Your shooting eye is your rear sight. The problem with a short stock on a clays course as opposed to mostly away shots in hunting or trap is that your head changes position with each type of shot. Put a piece of masking tape on the comb, change positions and notice the change in where the tape brushes your cheek. You want a stock adjusted so the tape hits your cheek in the same spot regardless of where or how you point the gun.


Thanks, Bob

I'll do some experimenting. I don't know a qualified instructor locally, I'm learning how to invent the wheel here, and tips like this will be helpful .

Domesticated_Mr. Know It All
11-09-2008, 11:46 AM
Try an old "Parker" shotgun if ya can find one.
Grandpa passed me one and I love it.


http://www.collectorebooks.com/gregg01/shotgun2/DSC00048.jpg

sv Lorelei
11-09-2008, 02:52 PM
Nice!
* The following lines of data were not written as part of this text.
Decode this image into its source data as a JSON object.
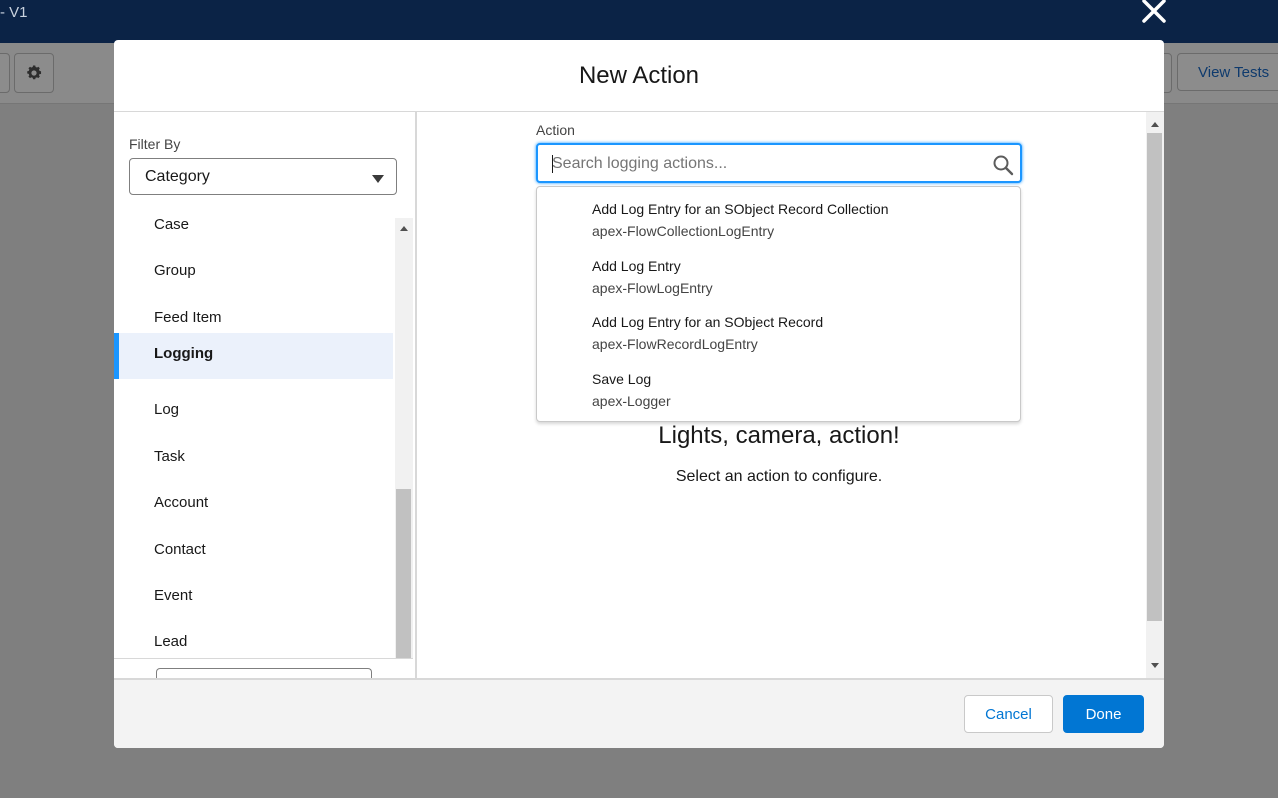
{
  "app": {
    "title": "- V1"
  },
  "background": {
    "view_tests_label": "View Tests"
  },
  "modal": {
    "title": "New Action",
    "filter": {
      "label": "Filter By",
      "value": "Category"
    },
    "categories": [
      {
        "label": "Case"
      },
      {
        "label": "Group"
      },
      {
        "label": "Feed Item"
      },
      {
        "label": "Logging",
        "selected": true
      },
      {
        "label": "Log"
      },
      {
        "label": "Task"
      },
      {
        "label": "Account"
      },
      {
        "label": "Contact"
      },
      {
        "label": "Event"
      },
      {
        "label": "Lead"
      }
    ],
    "action": {
      "label": "Action",
      "placeholder": "Search logging actions...",
      "value": "",
      "results": [
        {
          "title": "Add Log Entry for an SObject Record Collection",
          "api_name": "apex-FlowCollectionLogEntry"
        },
        {
          "title": "Add Log Entry",
          "api_name": "apex-FlowLogEntry"
        },
        {
          "title": "Add Log Entry for an SObject Record",
          "api_name": "apex-FlowRecordLogEntry"
        },
        {
          "title": "Save Log",
          "api_name": "apex-Logger"
        }
      ]
    },
    "empty_state": {
      "title": "Lights, camera, action!",
      "description": "Select an action to configure."
    },
    "footer": {
      "cancel_label": "Cancel",
      "done_label": "Done"
    }
  },
  "colors": {
    "brand": "#0176d3",
    "focus": "#1b96ff",
    "header_bg": "#0b2346",
    "selected_bg": "#ebf1fb"
  }
}
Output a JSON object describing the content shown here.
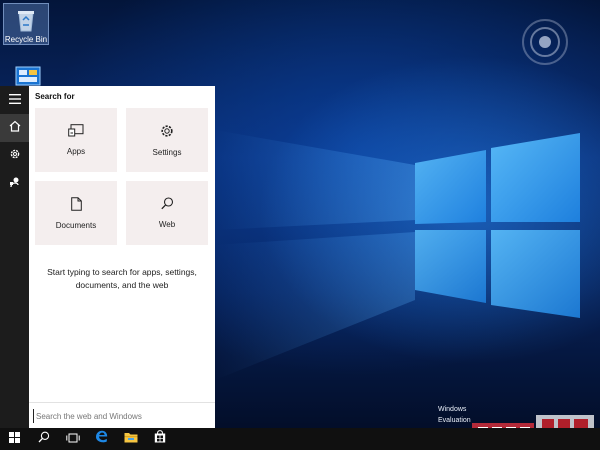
{
  "desktop": {
    "icons": [
      {
        "label": "Recycle Bin",
        "icon": "recycle-bin-icon"
      },
      {
        "label": "",
        "icon": "shortcut-icon"
      }
    ],
    "evaluation": {
      "line1": "Windows",
      "line2": "Evaluation"
    }
  },
  "rail": {
    "items": [
      {
        "icon": "hamburger-menu-icon"
      },
      {
        "icon": "home-icon"
      },
      {
        "icon": "settings-gear-icon"
      },
      {
        "icon": "feedback-icon"
      }
    ]
  },
  "search_panel": {
    "title": "Search for",
    "tiles": [
      {
        "label": "Apps",
        "icon": "apps-icon"
      },
      {
        "label": "Settings",
        "icon": "gear-icon"
      },
      {
        "label": "Documents",
        "icon": "document-icon"
      },
      {
        "label": "Web",
        "icon": "magnifier-icon"
      }
    ],
    "hint": "Start typing to search for apps, settings, documents, and the web",
    "search_box": {
      "value": "",
      "placeholder": "Search the web and Windows"
    }
  },
  "taskbar": {
    "items": [
      {
        "icon": "windows-start-icon"
      },
      {
        "icon": "search-icon"
      },
      {
        "icon": "task-view-icon"
      },
      {
        "icon": "edge-browser-icon"
      },
      {
        "icon": "file-explorer-icon"
      },
      {
        "icon": "store-icon"
      }
    ]
  },
  "colors": {
    "taskbar": "#101010",
    "rail": "#1c1c1c",
    "tile": "#f4eeee",
    "edge_blue": "#1e88e5",
    "explorer_yellow": "#f5c542",
    "watermark_red": "#d22f3c"
  }
}
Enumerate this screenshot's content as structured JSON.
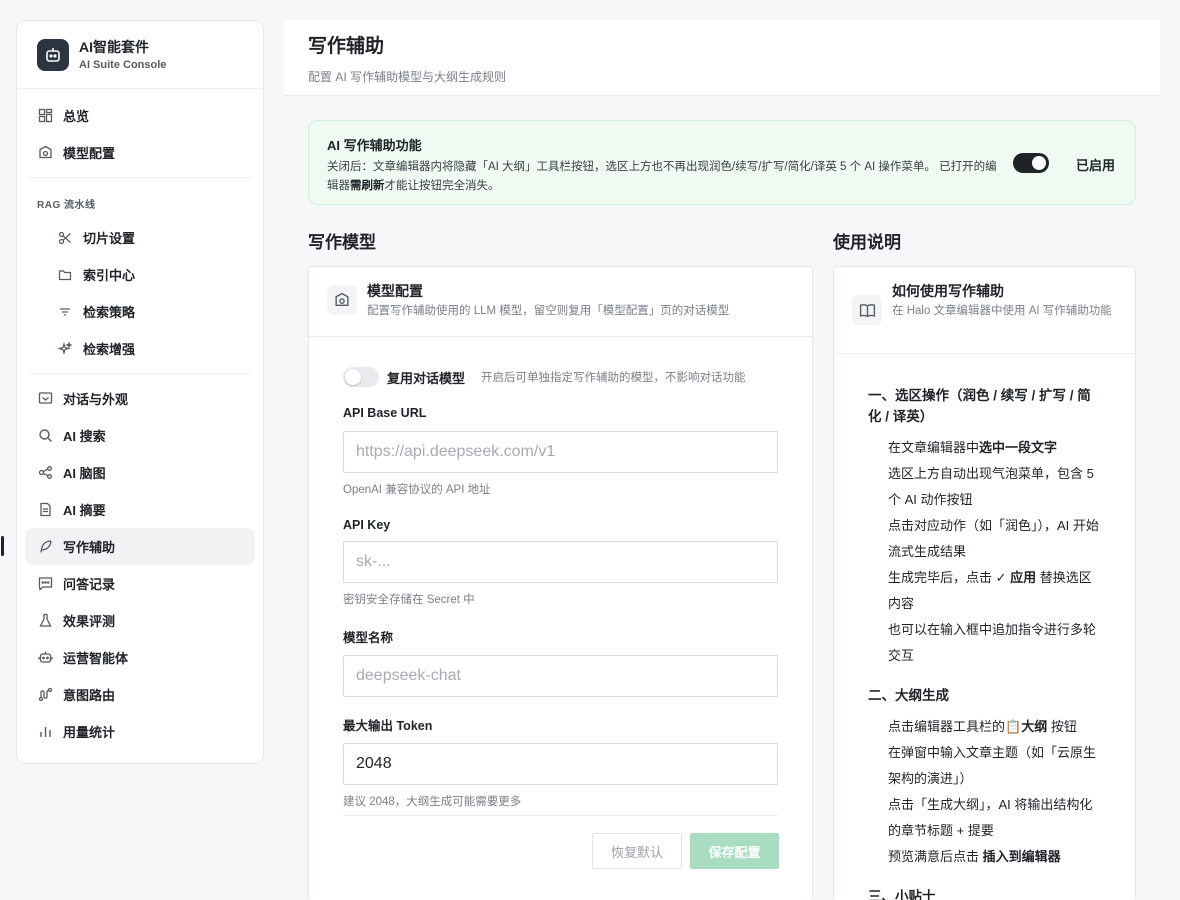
{
  "brand": {
    "title": "AI智能套件",
    "subtitle": "AI Suite Console"
  },
  "nav": {
    "overview": "总览",
    "model_config": "模型配置",
    "rag_group": "RAG 流水线",
    "chunk": "切片设置",
    "index": "索引中心",
    "retrieval": "检索策略",
    "enhance": "检索增强",
    "chat": "对话与外观",
    "search": "AI 搜索",
    "mindmap": "AI 脑图",
    "summary": "AI 摘要",
    "writing": "写作辅助",
    "qa": "问答记录",
    "eval": "效果评测",
    "agent": "运营智能体",
    "route": "意图路由",
    "usage": "用量统计"
  },
  "header": {
    "title": "写作辅助",
    "subtitle": "配置 AI 写作辅助模型与大纲生成规则"
  },
  "banner": {
    "title": "AI 写作辅助功能",
    "text_prefix": "关闭后：文章编辑器内将隐藏「AI 大纲」工具栏按钮，选区上方也不再出现润色/续写/扩写/简化/译英 5 个 AI 操作菜单。 已打开的编辑器",
    "text_bold": "需刷新",
    "text_suffix": "才能让按钮完全消失。",
    "toggle_label": "已启用"
  },
  "sections": {
    "model": "写作模型",
    "usage": "使用说明"
  },
  "model_card": {
    "title": "模型配置",
    "subtitle": "配置写作辅助使用的 LLM 模型，留空则复用「模型配置」页的对话模型",
    "reuse_label": "复用对话模型",
    "reuse_hint": "开启后可单独指定写作辅助的模型，不影响对话功能",
    "base_url_label": "API Base URL",
    "base_url_placeholder": "https://api.deepseek.com/v1",
    "base_url_hint": "OpenAI 兼容协议的 API 地址",
    "api_key_label": "API Key",
    "api_key_placeholder": "sk-...",
    "api_key_hint": "密钥安全存储在 Secret 中",
    "model_name_label": "模型名称",
    "model_name_placeholder": "deepseek-chat",
    "max_token_label": "最大输出 Token",
    "max_token_value": "2048",
    "max_token_hint": "建议 2048，大纲生成可能需要更多",
    "reset_label": "恢复默认",
    "save_label": "保存配置"
  },
  "usage_card": {
    "title": "如何使用写作辅助",
    "subtitle": "在 Halo 文章编辑器中使用 AI 写作辅助功能",
    "s1_title": "一、选区操作（润色 / 续写 / 扩写 / 简化 / 译英）",
    "s1_l1_a": "在文章编辑器中",
    "s1_l1_b": "选中一段文字",
    "s1_l2": "选区上方自动出现气泡菜单，包含 5 个 AI 动作按钮",
    "s1_l3": "点击对应动作（如「润色」），AI 开始流式生成结果",
    "s1_l4_a": "生成完毕后，点击",
    "s1_l4_b": "✓ 应用",
    "s1_l4_c": "替换选区内容",
    "s1_l5": "也可以在输入框中追加指令进行多轮交互",
    "s2_title": "二、大纲生成",
    "s2_l1_a": "点击编辑器工具栏的",
    "s2_l1_b": "📋大纲",
    "s2_l1_c": "按钮",
    "s2_l2": "在弹窗中输入文章主题（如「云原生架构的演进」）",
    "s2_l3": "点击「生成大纲」，AI 将输出结构化的章节标题 + 提要",
    "s2_l4_a": "预览满意后点击",
    "s2_l4_b": "插入到编辑器",
    "s3_title": "三、小贴士"
  }
}
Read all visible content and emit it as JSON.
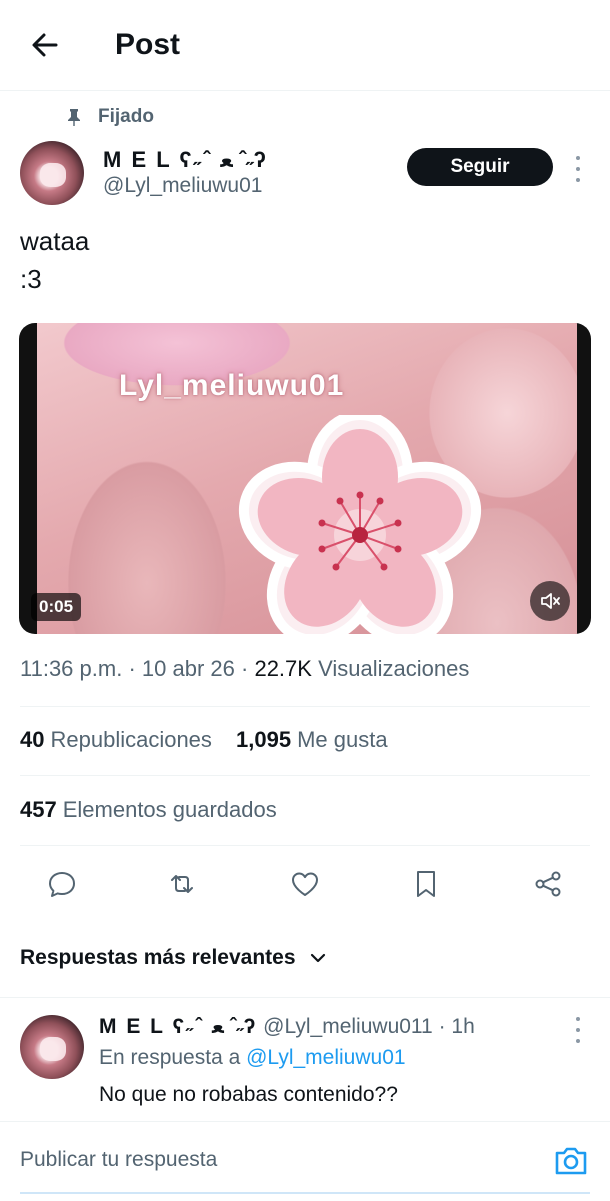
{
  "header": {
    "title": "Post",
    "back_icon": "arrow-left-icon"
  },
  "post": {
    "pinned_label": "Fijado",
    "author_name": "M E L ʕ˶ˆ ﻌ ˆ˶ʔ",
    "author_handle": "@Lyl_meliuwu01",
    "follow_label": "Seguir",
    "text": "wataa\n:3",
    "media": {
      "watermark": "Lyl_meliuwu01",
      "duration": "0:05",
      "mute_icon": "volume-muted-icon"
    },
    "meta": {
      "time": "11:36 p.m.",
      "date": "10 abr 26",
      "views_count": "22.7K",
      "views_label": "Visualizaciones"
    },
    "stats": {
      "reposts_count": "40",
      "reposts_label": "Republicaciones",
      "likes_count": "1,095",
      "likes_label": "Me gusta",
      "bookmarks_count": "457",
      "bookmarks_label": "Elementos guardados"
    },
    "actions": [
      "reply-icon",
      "repost-icon",
      "like-icon",
      "bookmark-icon",
      "share-icon"
    ]
  },
  "replies": {
    "sort_label": "Respuestas más relevantes",
    "items": [
      {
        "name": "M E L ʕ˶ˆ ﻌ ˆ˶ʔ",
        "handle": "@Lyl_meliuwu011",
        "time": "· 1h",
        "in_reply_prefix": "En respuesta a",
        "in_reply_handle": "@Lyl_meliuwu01",
        "text": "No que no robabas contenido??"
      }
    ]
  },
  "composer": {
    "placeholder": "Publicar tu respuesta",
    "camera_icon": "camera-icon"
  },
  "colors": {
    "text": "#0f1419",
    "muted": "#536471",
    "accent": "#1d9bf0",
    "follow_bg": "#0f1419",
    "divider": "#eff3f4"
  }
}
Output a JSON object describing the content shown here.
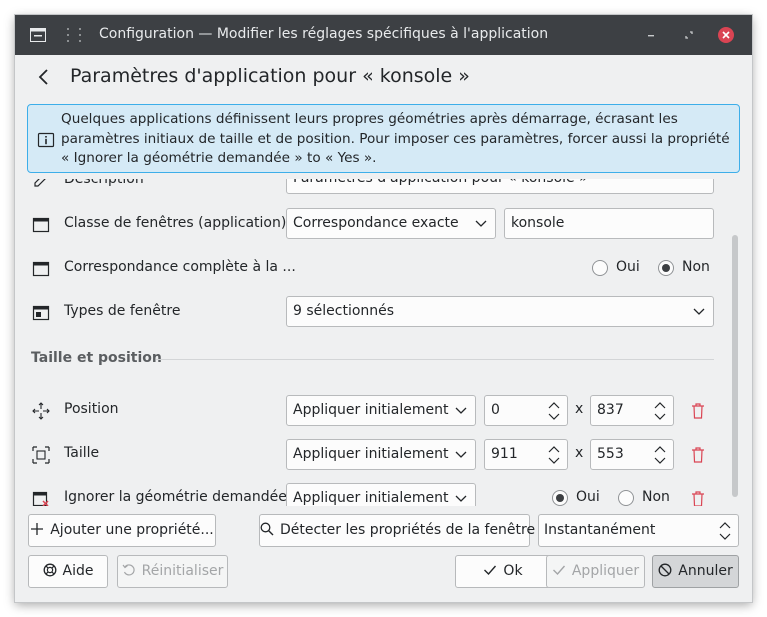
{
  "window": {
    "title": "Configuration — Modifier les réglages spécifiques à l'application"
  },
  "header": {
    "title": "Paramètres d'application pour « konsole »"
  },
  "banner": {
    "text": "Quelques applications définissent leurs propres géométries après démarrage, écrasant les paramètres initiaux de taille et de position. Pour imposer ces paramètres, forcer aussi la propriété « Ignorer la géométrie demandée » to « Yes »."
  },
  "rows": {
    "description": {
      "label": "Description",
      "value": "Paramètres d'application pour « konsole »"
    },
    "window_class": {
      "label": "Classe de fenêtres (application)",
      "match": "Correspondance exacte",
      "value": "konsole"
    },
    "full_match": {
      "label": "Correspondance complète à la ...",
      "yes": "Oui",
      "no": "Non",
      "selected": "Non"
    },
    "window_types": {
      "label": "Types de fenêtre",
      "value": "9 sélectionnés"
    }
  },
  "section": {
    "title": "Taille et position"
  },
  "position": {
    "label": "Position",
    "policy": "Appliquer initialement",
    "x": "0",
    "sep": "x",
    "y": "837"
  },
  "size": {
    "label": "Taille",
    "policy": "Appliquer initialement",
    "width": "911",
    "sep": "x",
    "height": "553"
  },
  "ignore_geometry": {
    "label": "Ignorer la géométrie demandée",
    "policy": "Appliquer initialement",
    "yes": "Oui",
    "no": "Non",
    "selected": "Oui"
  },
  "actions": {
    "add_property": "Ajouter une propriété...",
    "detect": "Détecter les propriétés de la fenêtre",
    "delay": "Instantanément"
  },
  "buttons": {
    "help": "Aide",
    "reset": "Réinitialiser",
    "ok": "Ok",
    "apply": "Appliquer",
    "cancel": "Annuler"
  },
  "colors": {
    "titlebar": "#3d4044",
    "background": "#eff0f1",
    "accent": "#3daee9",
    "banner_bg": "#d5eaf6",
    "close": "#da4453",
    "trash": "#da4453"
  }
}
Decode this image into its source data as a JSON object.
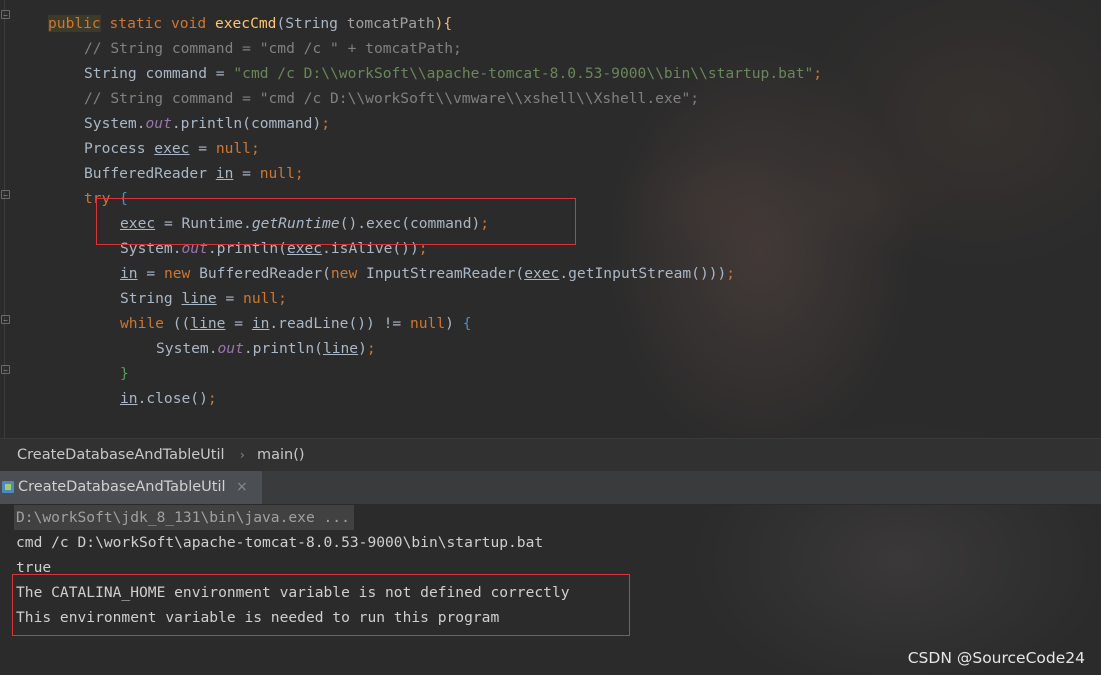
{
  "editor": {
    "lines": [
      {
        "parts": [
          {
            "t": "public",
            "c": "kw pub-hl"
          },
          {
            "t": " static void ",
            "c": "kw"
          },
          {
            "t": "execCmd",
            "c": "fn"
          },
          {
            "t": "(String ",
            "c": ""
          },
          {
            "t": "tomcatPath",
            "c": "param"
          },
          {
            "t": "){",
            "c": "brace-y"
          }
        ]
      },
      {
        "parts": [
          {
            "t": "// String command = \"cmd /c \" + tomcatPath;",
            "c": "cmt"
          }
        ]
      },
      {
        "parts": [
          {
            "t": "String command = ",
            "c": ""
          },
          {
            "t": "\"cmd /c D:\\\\workSoft\\\\apache-tomcat-8.0.53-9000\\\\bin\\\\startup.bat\"",
            "c": "str"
          },
          {
            "t": ";",
            "c": "kw"
          }
        ]
      },
      {
        "parts": [
          {
            "t": "// String command = \"cmd /c D:\\\\workSoft\\\\vmware\\\\xshell\\\\Xshell.exe\";",
            "c": "cmt"
          }
        ]
      },
      {
        "parts": [
          {
            "t": "System.",
            "c": ""
          },
          {
            "t": "out",
            "c": "it"
          },
          {
            "t": ".println(command)",
            "c": ""
          },
          {
            "t": ";",
            "c": "kw"
          }
        ]
      },
      {
        "parts": [
          {
            "t": "Process ",
            "c": ""
          },
          {
            "t": "exec",
            "c": "ul"
          },
          {
            "t": " = ",
            "c": ""
          },
          {
            "t": "null;",
            "c": "kw"
          }
        ]
      },
      {
        "parts": [
          {
            "t": "BufferedReader ",
            "c": ""
          },
          {
            "t": "in",
            "c": "ul"
          },
          {
            "t": " = ",
            "c": ""
          },
          {
            "t": "null;",
            "c": "kw"
          }
        ]
      },
      {
        "parts": [
          {
            "t": "try ",
            "c": "kw"
          },
          {
            "t": "{",
            "c": "brace-b"
          }
        ]
      },
      {
        "parts": [
          {
            "t": "exec",
            "c": "ul"
          },
          {
            "t": " = Runtime.",
            "c": ""
          },
          {
            "t": "getRuntime",
            "c": "itw"
          },
          {
            "t": "().exec(command)",
            "c": ""
          },
          {
            "t": ";",
            "c": "kw"
          }
        ]
      },
      {
        "parts": [
          {
            "t": "System.",
            "c": ""
          },
          {
            "t": "out",
            "c": "it"
          },
          {
            "t": ".println(",
            "c": ""
          },
          {
            "t": "exec",
            "c": "ul"
          },
          {
            "t": ".isAlive())",
            "c": ""
          },
          {
            "t": ";",
            "c": "kw"
          }
        ]
      },
      {
        "parts": [
          {
            "t": "in",
            "c": "ul"
          },
          {
            "t": " = ",
            "c": ""
          },
          {
            "t": "new ",
            "c": "kw"
          },
          {
            "t": "BufferedReader(",
            "c": ""
          },
          {
            "t": "new ",
            "c": "kw"
          },
          {
            "t": "InputStreamReader(",
            "c": ""
          },
          {
            "t": "exec",
            "c": "ul"
          },
          {
            "t": ".getInputStream()))",
            "c": ""
          },
          {
            "t": ";",
            "c": "kw"
          }
        ]
      },
      {
        "parts": [
          {
            "t": "String ",
            "c": ""
          },
          {
            "t": "line",
            "c": "ul"
          },
          {
            "t": " = ",
            "c": ""
          },
          {
            "t": "null;",
            "c": "kw"
          }
        ]
      },
      {
        "parts": [
          {
            "t": "while ",
            "c": "kw"
          },
          {
            "t": "((",
            "c": ""
          },
          {
            "t": "line",
            "c": "ul"
          },
          {
            "t": " = ",
            "c": ""
          },
          {
            "t": "in",
            "c": "ul"
          },
          {
            "t": ".readLine()) != ",
            "c": ""
          },
          {
            "t": "null",
            "c": "kw"
          },
          {
            "t": ") ",
            "c": ""
          },
          {
            "t": "{",
            "c": "brace-b"
          }
        ]
      },
      {
        "parts": [
          {
            "t": "System.",
            "c": ""
          },
          {
            "t": "out",
            "c": "it"
          },
          {
            "t": ".println(",
            "c": ""
          },
          {
            "t": "line",
            "c": "ul"
          },
          {
            "t": ")",
            "c": ""
          },
          {
            "t": ";",
            "c": "kw"
          }
        ]
      },
      {
        "parts": [
          {
            "t": "}",
            "c": "brace-g"
          }
        ]
      },
      {
        "parts": [
          {
            "t": "in",
            "c": "ul"
          },
          {
            "t": ".close()",
            "c": ""
          },
          {
            "t": ";",
            "c": "kw"
          }
        ]
      }
    ]
  },
  "breadcrumb": {
    "class_name": "CreateDatabaseAndTableUtil",
    "separator": "›",
    "method": "main()"
  },
  "run_panel": {
    "tab_label": "CreateDatabaseAndTableUtil",
    "close_glyph": "×",
    "icon": "run-config-icon"
  },
  "console": {
    "lines": [
      "D:\\workSoft\\jdk_8_131\\bin\\java.exe ...",
      "cmd /c D:\\workSoft\\apache-tomcat-8.0.53-9000\\bin\\startup.bat",
      "true",
      "The CATALINA_HOME environment variable is not defined correctly",
      "This environment variable is needed to run this program"
    ]
  },
  "watermark": "CSDN @SourceCode24",
  "colors": {
    "background": "#2b2b2b",
    "keyword": "#cc7832",
    "string": "#6a8759",
    "comment": "#808080",
    "highlight_box": "#d9343c"
  }
}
My Dad passed me his Stevens 5100 (precursor to the 311) double barrel 12 gauge. Despite the fact that the triggers are set up LH once I got used to it, it's a nice piece. The tenite stock has always been a bit wonky as far as balance goes and I've been threatening to find a nice walnut stock and forearm for it, but it's put a lot of food on the table over the years. One barrel full choke and one modified. Good fowling piece but you can sling punkins single shot at the deer with it too through the full choke side.

I went shooting trap with it a few times several years ago and everyone would chuckle when I pulled it out, and then shut up as the targets blew up. Only drawback is that if you get overzealous you can pull off both barrels at the same time. It really gets your attention and becomes high on your list of things you don't want to do more than once.

Paul Pless
11-09-2008, 02:56 PM
I guess I'm really not a gun nut. . . .or even all that much of a duck hunter, really. I just like trudging through the mud in the freezing rain before dawn in leaky boots. . . .and if you're carrying a gun over your shoulder, people don't question you about it.That's a gem!:D:D

Domesticated_Mr. Know It All
11-09-2008, 03:08 PM
Only drawback is that if you get overzealous you can pull off both barrels at the same time. It really gets your attention and becomes high on your list of things you don't want to do more than once.


I was warned by my Dad and still manged to do it once.

Bill Lowe
11-09-2008, 06:02 PM
Anyone have a comment on a Winchester 12 ga.model 1400 semi automatic? I need a barrel and was thinking about the Winchoke system

paladin
11-10-2008, 05:18 AM
Ya could always build a shotgun.....years and years ago a gunsmith friend and I took apart a Bren or sten gun...the one like a bicycle pump....and he made the parts.....we made a semi auti 20 ga. magazine fed shotgun......and could have very easily made it full auto.....I was thinking deck sweeper at the time.....